Table of ContentsChapter 1. Introduction. Understanding the construction of victimhood and the evolving role of victims in transitional justice and peacebuilding; Vincent Druliolle and Roddy Brett
Part I: Defining victims and victimhood
Chapter 2. Victims and victimhood in reparations programs: Lessons from Latin America; Jemima García-Godos
Chapter 3. Franco’s victims in Spain: The long road towards justice and recognition; Rosa Ana Alija-Fernández and Olga Martín-Ortega Chapter 4. The struggle for recognition of the stolen children and the politics of victimhood in Spain; Vincent Druliolle
Chapter 5. What defines the victims of human rights violations?
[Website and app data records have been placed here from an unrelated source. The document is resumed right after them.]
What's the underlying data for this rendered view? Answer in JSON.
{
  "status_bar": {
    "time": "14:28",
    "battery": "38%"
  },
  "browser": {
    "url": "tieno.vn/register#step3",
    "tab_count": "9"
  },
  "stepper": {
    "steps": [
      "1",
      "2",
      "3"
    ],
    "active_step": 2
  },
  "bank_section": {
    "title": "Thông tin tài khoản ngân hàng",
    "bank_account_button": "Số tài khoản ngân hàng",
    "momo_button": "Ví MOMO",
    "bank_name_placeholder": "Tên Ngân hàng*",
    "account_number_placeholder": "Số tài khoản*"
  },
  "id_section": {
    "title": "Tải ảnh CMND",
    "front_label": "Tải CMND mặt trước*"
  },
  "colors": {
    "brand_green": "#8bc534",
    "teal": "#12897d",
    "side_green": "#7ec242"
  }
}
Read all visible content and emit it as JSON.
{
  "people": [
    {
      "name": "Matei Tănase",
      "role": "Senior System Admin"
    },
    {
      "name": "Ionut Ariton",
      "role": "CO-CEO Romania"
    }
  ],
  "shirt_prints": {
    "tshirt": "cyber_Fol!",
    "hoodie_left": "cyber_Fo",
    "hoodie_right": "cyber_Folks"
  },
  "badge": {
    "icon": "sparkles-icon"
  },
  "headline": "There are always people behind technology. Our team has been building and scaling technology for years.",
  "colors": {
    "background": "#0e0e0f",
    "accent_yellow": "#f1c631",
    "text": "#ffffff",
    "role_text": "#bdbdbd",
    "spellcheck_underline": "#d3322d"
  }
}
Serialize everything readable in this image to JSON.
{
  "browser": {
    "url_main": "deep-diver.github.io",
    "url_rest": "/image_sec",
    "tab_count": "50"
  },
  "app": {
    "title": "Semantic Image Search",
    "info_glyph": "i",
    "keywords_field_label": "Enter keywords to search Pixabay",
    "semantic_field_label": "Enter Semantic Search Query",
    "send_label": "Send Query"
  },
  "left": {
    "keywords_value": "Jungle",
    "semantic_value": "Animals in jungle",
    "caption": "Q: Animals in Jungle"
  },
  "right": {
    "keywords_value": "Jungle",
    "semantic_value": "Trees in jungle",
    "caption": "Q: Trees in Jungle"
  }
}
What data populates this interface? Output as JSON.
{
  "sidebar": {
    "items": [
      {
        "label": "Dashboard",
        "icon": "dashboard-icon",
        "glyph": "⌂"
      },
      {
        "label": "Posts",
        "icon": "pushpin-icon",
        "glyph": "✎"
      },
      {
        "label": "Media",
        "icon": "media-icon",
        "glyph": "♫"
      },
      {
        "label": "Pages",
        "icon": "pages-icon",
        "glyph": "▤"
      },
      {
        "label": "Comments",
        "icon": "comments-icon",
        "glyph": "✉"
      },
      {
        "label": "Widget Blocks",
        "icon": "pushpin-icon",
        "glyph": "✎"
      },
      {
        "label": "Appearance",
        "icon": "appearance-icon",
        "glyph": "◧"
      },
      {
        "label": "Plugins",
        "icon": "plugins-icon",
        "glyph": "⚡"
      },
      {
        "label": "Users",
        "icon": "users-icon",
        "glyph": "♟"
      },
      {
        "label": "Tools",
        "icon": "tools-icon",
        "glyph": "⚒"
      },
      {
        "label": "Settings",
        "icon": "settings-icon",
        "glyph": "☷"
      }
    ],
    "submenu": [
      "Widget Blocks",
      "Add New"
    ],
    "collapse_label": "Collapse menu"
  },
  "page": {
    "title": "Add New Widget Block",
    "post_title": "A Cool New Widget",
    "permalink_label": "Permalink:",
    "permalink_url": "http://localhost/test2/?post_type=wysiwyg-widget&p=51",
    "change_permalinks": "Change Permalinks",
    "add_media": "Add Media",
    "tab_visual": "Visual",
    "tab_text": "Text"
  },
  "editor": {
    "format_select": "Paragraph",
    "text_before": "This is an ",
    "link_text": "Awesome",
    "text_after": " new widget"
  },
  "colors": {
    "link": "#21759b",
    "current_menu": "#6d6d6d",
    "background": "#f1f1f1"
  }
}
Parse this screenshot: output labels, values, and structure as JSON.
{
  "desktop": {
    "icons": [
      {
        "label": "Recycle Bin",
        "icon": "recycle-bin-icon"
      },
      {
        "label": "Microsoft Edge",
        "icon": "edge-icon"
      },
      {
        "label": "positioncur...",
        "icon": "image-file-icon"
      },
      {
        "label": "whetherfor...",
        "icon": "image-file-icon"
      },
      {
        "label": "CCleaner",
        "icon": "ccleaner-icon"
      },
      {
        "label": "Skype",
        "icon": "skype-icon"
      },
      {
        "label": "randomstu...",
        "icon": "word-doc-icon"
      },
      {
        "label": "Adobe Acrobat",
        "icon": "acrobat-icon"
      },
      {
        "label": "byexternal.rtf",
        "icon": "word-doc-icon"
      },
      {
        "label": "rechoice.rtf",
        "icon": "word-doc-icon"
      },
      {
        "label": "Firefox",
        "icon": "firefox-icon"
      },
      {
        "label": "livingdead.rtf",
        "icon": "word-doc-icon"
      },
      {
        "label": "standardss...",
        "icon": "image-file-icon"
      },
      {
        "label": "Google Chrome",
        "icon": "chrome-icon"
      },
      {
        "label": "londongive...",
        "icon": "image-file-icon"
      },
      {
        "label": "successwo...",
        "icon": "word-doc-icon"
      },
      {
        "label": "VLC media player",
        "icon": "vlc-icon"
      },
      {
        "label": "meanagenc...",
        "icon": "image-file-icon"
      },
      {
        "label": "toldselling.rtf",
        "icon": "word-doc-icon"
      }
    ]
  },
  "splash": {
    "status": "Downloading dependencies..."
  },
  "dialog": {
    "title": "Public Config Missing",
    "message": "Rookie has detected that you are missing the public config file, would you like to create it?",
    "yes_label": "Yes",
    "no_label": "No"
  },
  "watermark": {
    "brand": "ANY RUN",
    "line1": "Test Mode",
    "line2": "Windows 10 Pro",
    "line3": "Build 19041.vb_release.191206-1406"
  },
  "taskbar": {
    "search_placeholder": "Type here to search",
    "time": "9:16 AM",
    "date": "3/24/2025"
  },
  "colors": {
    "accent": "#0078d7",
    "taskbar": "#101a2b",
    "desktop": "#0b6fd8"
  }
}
The case of the Comité Pro Paz and Vicaría de la Solidaridad in Chile (1973-1992); Oriana Bernasconi, Marcela Ruiz and Elizabeth Lira
Chapter 6. The politics of victimhood at the grassroots level: Inclusion and exclusion among Peruvian victim organisations; Mijke de Waardt Part II: Victims in the political arena
Chapter 7. Explaining compensation in post-war Bosnia and Herzegovina: The case of victims of torture and sexual violence; Jessie Hronešová Chapter 8. Uncooked rice: Justice and victimhood at the Extraordinary Chambers in the Courts of Cambodia and beyond; Johanna Herman
Chapter 9. The uses of suffering: Victims as moral beacons or icons of grievance; Marie Breen-Smyth.
Chapter 10. Reconciliation in the making: Overcoming competitive victimhood through inter-group dialogue in Palestine/Israel; Olga Burkhardt-Vetter
Part III: Victims, democratisation and peace processes
Chapter 11. The role of the victims’ delegations in the Santos-FARC peace talks; Roddy Brett
Chapter 12. Victims and survivors from Cyangugu, Rwanda: The politics of testimony after genocide; Rachel Ibreck.